- Opening Delimiter -
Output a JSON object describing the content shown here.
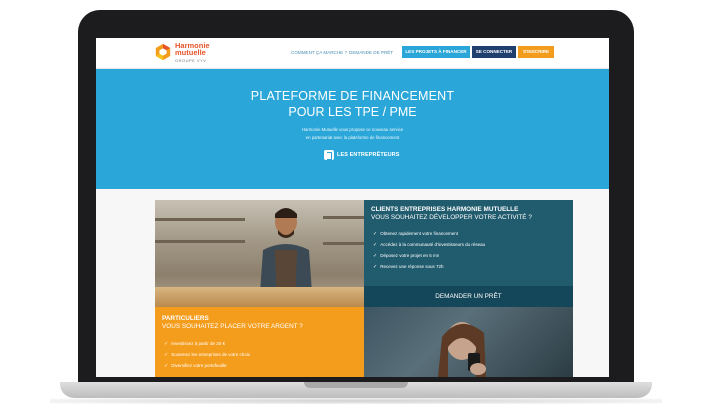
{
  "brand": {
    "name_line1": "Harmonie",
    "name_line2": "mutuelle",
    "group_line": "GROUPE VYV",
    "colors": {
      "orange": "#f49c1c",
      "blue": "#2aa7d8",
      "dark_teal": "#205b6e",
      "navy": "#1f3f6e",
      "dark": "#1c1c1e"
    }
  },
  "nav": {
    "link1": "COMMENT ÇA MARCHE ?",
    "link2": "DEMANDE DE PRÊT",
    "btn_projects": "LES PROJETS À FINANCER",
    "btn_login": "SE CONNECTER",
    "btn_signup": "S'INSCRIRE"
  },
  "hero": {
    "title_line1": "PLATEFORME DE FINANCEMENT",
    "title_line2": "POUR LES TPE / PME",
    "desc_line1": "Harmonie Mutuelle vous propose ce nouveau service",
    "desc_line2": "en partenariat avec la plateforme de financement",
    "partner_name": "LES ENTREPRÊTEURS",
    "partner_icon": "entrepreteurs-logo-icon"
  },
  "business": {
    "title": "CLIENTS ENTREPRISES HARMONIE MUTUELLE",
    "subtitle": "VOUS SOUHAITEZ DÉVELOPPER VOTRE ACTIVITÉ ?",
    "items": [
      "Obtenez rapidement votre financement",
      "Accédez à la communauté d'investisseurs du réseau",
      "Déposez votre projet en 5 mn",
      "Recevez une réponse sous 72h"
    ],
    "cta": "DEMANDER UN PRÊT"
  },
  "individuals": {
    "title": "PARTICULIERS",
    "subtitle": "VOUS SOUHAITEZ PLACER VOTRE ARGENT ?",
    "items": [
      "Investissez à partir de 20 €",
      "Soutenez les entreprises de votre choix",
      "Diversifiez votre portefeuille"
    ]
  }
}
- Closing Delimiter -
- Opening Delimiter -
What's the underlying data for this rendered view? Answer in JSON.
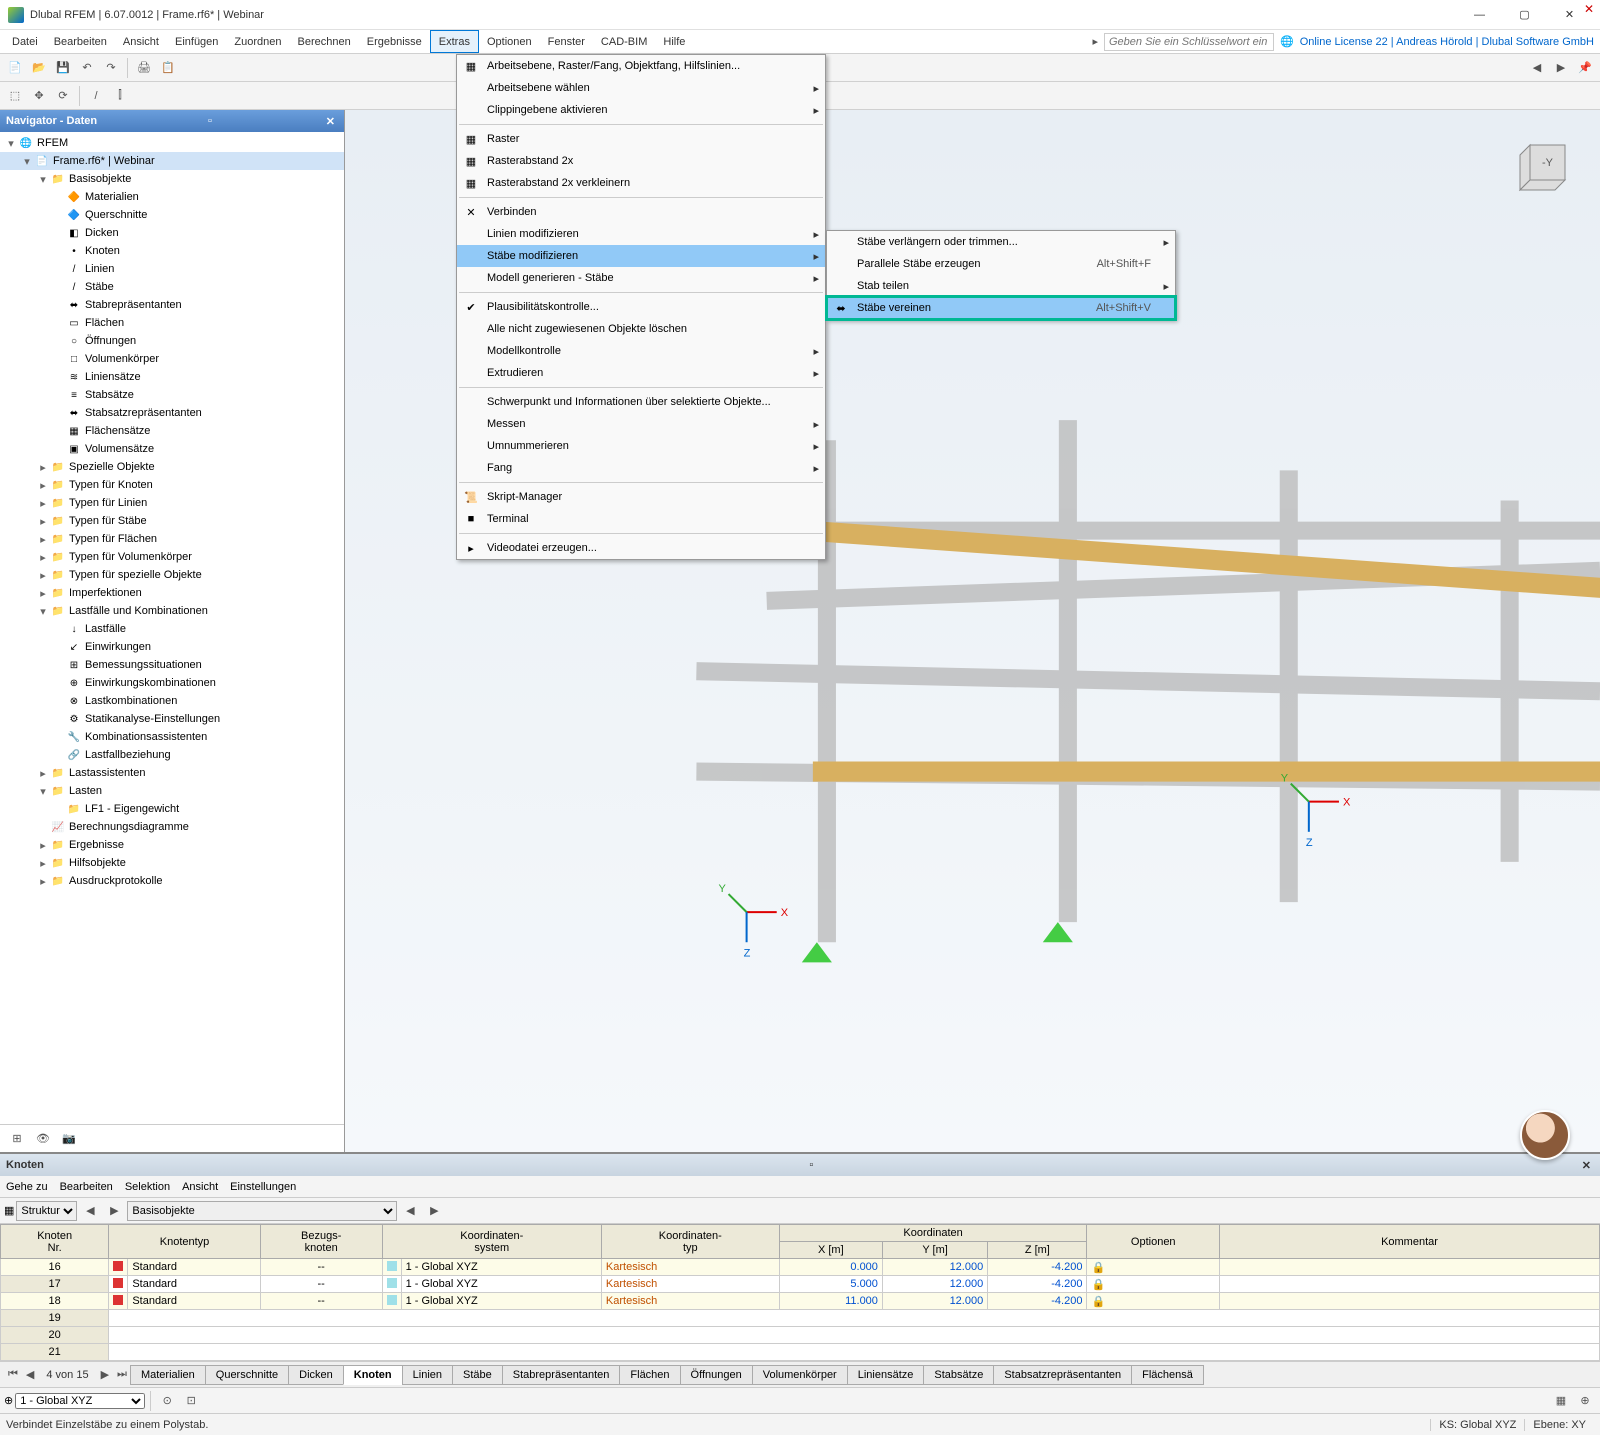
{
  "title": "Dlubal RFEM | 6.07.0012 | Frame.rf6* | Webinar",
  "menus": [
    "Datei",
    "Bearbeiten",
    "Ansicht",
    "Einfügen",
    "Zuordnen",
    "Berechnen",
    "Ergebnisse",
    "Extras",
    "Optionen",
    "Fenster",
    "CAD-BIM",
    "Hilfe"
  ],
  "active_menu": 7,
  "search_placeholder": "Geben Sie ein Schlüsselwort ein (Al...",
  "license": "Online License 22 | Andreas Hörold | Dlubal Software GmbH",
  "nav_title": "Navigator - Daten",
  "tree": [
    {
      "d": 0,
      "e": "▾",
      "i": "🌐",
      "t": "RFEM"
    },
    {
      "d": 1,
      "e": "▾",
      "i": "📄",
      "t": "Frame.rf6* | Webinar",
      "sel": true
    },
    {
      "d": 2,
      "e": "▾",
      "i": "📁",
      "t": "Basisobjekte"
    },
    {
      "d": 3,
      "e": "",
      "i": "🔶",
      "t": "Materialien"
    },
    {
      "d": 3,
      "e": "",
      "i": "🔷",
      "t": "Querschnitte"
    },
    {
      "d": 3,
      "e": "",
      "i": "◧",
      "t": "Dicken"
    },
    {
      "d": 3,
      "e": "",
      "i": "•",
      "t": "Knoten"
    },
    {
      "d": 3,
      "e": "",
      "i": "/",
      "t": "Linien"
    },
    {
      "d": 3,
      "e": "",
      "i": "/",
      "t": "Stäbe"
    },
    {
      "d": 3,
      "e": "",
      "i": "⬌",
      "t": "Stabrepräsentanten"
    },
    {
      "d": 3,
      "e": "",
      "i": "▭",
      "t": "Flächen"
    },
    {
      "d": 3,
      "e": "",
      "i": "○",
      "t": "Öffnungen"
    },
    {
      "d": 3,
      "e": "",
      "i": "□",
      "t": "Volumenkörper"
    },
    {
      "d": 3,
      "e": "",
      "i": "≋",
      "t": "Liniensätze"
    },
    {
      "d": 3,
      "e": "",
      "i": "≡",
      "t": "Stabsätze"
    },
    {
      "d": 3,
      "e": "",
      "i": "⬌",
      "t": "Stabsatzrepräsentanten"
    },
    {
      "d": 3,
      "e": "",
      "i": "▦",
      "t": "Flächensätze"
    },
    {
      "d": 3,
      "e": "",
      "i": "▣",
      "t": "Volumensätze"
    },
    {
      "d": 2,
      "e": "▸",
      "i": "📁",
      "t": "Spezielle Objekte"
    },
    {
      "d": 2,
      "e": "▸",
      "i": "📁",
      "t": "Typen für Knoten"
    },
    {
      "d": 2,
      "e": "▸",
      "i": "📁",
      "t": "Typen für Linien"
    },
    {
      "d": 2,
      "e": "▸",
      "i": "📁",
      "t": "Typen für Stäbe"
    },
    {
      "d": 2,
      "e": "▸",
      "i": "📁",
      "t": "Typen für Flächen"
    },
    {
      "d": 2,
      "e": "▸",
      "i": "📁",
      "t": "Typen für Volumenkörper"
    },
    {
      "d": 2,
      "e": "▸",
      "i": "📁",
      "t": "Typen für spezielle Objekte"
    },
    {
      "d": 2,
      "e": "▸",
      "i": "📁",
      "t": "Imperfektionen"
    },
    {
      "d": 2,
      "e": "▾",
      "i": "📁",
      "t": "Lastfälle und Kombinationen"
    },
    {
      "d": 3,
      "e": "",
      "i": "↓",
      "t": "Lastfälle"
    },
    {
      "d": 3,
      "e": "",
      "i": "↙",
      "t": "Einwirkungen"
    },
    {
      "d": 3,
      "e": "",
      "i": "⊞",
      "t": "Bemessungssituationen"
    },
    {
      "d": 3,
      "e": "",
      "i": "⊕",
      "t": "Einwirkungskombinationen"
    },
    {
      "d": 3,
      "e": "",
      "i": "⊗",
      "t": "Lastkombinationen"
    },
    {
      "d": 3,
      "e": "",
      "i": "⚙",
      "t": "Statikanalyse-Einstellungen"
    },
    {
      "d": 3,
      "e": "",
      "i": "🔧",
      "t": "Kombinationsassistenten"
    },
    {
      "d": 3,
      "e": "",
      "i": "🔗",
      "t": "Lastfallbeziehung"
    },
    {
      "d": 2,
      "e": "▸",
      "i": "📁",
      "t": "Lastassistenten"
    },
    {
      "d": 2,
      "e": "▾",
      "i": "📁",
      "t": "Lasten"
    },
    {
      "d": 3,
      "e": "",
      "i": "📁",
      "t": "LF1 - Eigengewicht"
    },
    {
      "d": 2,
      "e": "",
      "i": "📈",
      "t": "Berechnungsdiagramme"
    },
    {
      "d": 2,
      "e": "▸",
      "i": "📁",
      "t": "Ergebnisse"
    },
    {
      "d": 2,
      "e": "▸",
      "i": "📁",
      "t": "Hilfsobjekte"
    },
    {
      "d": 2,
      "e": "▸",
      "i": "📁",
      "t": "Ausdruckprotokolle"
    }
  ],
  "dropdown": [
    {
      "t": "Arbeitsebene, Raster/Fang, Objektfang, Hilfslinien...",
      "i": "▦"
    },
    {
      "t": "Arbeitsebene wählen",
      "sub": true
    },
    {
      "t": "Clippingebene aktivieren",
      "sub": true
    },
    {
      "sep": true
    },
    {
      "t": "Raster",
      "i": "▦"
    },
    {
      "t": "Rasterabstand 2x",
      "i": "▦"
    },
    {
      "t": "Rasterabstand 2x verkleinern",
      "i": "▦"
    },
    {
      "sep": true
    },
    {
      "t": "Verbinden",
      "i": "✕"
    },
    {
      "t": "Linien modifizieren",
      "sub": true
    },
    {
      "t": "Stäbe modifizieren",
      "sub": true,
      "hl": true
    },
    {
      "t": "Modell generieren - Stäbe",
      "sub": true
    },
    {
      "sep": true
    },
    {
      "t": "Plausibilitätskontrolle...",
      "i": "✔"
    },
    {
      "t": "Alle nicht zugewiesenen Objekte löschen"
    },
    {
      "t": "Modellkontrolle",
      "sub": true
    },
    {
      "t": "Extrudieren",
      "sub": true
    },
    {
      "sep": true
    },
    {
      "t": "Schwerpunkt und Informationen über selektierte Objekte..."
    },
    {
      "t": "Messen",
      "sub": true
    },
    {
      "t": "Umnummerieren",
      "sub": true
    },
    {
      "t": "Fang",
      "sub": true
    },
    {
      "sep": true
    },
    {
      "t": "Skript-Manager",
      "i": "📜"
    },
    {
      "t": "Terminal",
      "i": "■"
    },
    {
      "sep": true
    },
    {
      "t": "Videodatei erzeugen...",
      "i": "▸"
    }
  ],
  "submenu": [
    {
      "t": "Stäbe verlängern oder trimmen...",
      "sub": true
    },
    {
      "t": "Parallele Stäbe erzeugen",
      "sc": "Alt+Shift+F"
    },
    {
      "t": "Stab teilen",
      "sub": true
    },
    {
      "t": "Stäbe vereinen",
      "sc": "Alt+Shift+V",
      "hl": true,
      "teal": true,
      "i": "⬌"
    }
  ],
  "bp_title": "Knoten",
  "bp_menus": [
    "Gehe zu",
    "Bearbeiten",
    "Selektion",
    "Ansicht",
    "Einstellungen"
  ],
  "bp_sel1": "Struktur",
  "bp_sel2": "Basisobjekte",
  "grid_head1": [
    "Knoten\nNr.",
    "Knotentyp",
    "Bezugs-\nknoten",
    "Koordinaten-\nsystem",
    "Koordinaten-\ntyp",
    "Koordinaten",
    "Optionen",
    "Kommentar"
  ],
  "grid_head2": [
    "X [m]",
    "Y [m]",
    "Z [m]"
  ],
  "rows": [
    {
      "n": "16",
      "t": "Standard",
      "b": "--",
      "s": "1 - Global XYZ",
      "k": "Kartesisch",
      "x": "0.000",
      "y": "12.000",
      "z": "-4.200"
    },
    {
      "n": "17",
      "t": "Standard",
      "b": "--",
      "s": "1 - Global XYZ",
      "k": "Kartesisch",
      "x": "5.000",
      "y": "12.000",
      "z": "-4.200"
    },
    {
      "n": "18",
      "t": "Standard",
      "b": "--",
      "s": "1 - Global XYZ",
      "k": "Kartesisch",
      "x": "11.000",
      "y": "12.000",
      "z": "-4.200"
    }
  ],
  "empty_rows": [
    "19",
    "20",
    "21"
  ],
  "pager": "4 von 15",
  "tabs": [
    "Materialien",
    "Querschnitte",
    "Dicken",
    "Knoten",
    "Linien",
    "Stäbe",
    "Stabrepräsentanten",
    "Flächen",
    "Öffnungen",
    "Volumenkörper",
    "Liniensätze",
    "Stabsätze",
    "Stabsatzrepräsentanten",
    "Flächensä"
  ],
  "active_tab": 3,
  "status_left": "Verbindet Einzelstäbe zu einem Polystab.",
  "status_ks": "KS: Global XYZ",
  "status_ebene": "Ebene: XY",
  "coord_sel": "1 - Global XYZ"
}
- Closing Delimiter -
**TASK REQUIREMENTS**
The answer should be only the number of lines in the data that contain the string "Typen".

**COMPLETED TASK**
6